:: Description of the task ::
Count, in the entries below, the lines in which "this" occurs. Give the number, nothing more.

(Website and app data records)
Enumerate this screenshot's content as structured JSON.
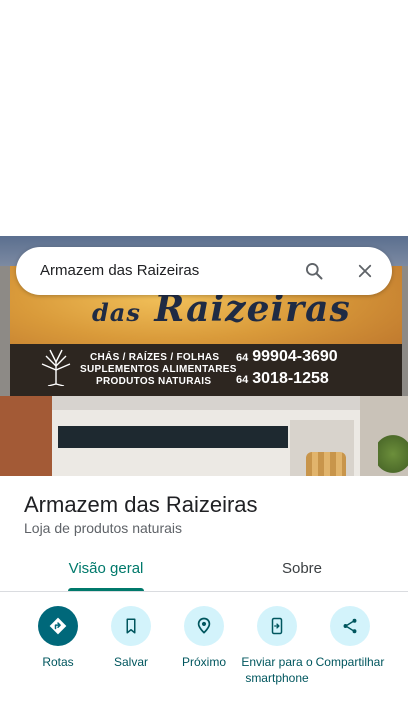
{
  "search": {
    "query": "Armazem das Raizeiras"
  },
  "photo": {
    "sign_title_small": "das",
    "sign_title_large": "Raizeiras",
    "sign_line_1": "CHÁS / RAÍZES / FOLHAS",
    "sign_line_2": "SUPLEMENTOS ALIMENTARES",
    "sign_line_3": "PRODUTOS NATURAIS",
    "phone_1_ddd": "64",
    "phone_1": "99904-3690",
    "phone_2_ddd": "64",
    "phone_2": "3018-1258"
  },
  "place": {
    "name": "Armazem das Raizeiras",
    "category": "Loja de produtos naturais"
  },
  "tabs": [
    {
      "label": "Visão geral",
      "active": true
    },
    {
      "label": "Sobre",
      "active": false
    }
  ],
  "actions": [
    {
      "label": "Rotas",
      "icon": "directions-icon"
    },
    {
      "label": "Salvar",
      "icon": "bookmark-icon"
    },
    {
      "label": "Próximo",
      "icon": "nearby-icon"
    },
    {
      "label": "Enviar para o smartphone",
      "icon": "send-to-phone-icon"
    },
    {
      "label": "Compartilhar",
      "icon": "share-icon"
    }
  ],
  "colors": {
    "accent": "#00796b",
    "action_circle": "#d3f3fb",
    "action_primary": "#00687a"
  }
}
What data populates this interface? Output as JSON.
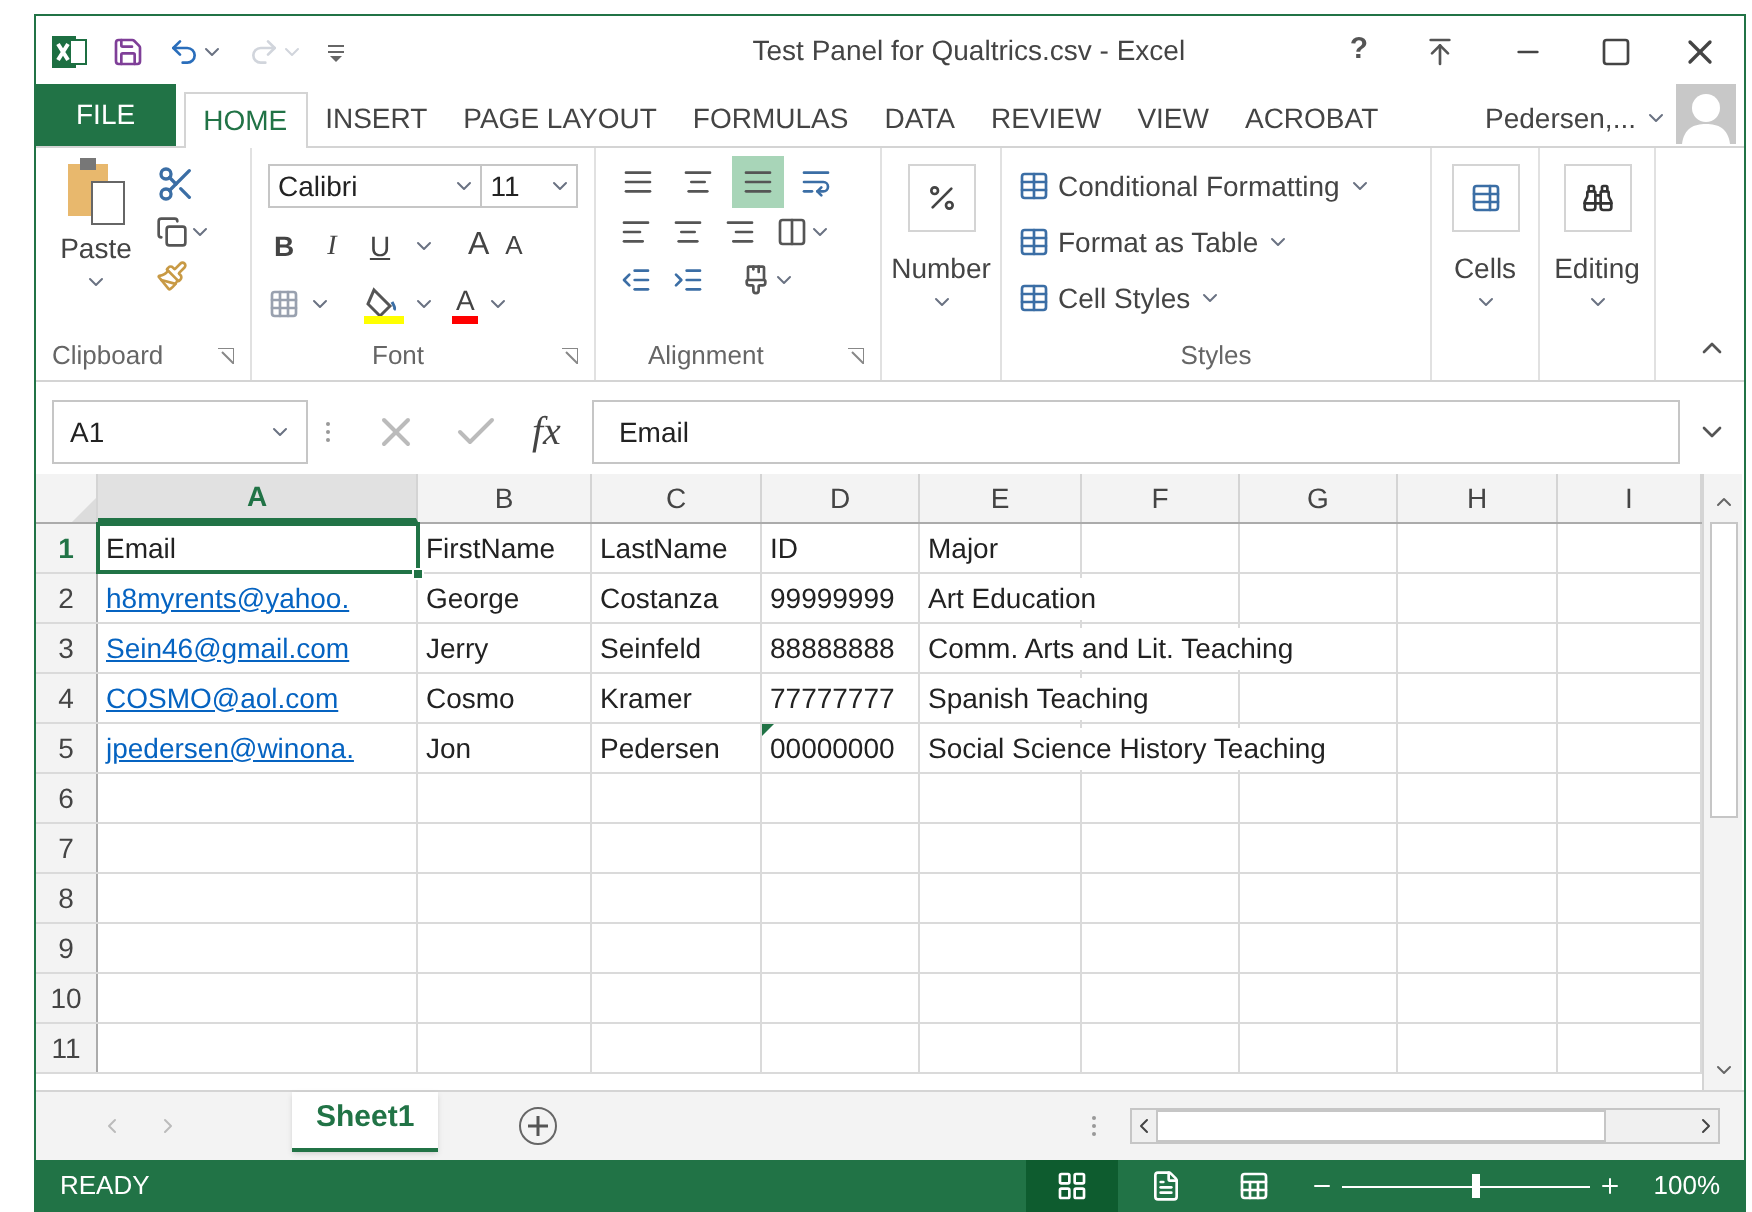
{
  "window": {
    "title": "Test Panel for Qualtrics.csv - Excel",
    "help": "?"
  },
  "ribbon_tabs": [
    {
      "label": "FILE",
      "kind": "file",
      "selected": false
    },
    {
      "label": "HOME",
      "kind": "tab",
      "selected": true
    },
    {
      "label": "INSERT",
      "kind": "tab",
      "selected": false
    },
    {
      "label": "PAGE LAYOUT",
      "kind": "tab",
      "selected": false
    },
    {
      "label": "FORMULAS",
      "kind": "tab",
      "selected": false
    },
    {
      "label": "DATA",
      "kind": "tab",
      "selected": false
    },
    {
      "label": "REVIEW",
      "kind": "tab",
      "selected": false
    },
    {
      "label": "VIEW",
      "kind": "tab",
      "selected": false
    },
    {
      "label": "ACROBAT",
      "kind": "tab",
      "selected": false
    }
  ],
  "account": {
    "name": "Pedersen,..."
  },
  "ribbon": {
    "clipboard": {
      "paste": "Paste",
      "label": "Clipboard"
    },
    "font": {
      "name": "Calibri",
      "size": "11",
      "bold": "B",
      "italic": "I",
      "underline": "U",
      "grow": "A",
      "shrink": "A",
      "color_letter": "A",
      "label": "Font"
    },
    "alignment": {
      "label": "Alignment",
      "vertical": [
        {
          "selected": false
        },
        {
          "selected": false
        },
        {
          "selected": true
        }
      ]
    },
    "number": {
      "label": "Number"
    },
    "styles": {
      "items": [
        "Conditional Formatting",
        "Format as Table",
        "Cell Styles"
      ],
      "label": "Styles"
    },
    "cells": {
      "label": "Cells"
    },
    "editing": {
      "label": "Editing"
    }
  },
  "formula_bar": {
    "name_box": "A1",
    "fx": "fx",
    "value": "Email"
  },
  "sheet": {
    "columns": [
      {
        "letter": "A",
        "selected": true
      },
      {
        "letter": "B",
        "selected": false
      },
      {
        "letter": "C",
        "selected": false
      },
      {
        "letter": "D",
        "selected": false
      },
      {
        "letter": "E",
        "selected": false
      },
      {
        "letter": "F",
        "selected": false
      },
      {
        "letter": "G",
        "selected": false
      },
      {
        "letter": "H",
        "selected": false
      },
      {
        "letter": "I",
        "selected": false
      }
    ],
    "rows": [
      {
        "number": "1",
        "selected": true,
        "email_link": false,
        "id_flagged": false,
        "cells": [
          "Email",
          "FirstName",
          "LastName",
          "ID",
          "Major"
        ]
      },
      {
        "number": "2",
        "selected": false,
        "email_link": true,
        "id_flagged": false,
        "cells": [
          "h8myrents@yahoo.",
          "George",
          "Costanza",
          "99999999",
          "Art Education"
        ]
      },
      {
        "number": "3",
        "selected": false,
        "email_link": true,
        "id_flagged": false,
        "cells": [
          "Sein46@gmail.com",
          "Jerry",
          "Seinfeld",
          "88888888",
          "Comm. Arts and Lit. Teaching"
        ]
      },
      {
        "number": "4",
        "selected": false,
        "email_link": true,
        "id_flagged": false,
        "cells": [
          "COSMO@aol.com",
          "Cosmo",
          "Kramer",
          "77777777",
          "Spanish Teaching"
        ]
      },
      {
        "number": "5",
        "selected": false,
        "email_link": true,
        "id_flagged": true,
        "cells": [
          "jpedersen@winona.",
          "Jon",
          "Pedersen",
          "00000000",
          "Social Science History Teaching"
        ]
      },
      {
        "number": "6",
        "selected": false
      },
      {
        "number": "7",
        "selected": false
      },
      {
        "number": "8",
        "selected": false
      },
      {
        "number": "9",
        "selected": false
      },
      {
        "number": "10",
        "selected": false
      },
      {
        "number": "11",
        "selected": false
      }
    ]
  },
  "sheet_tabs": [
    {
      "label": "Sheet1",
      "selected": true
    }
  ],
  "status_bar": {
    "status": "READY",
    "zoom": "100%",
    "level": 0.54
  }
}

:: Reply ::
2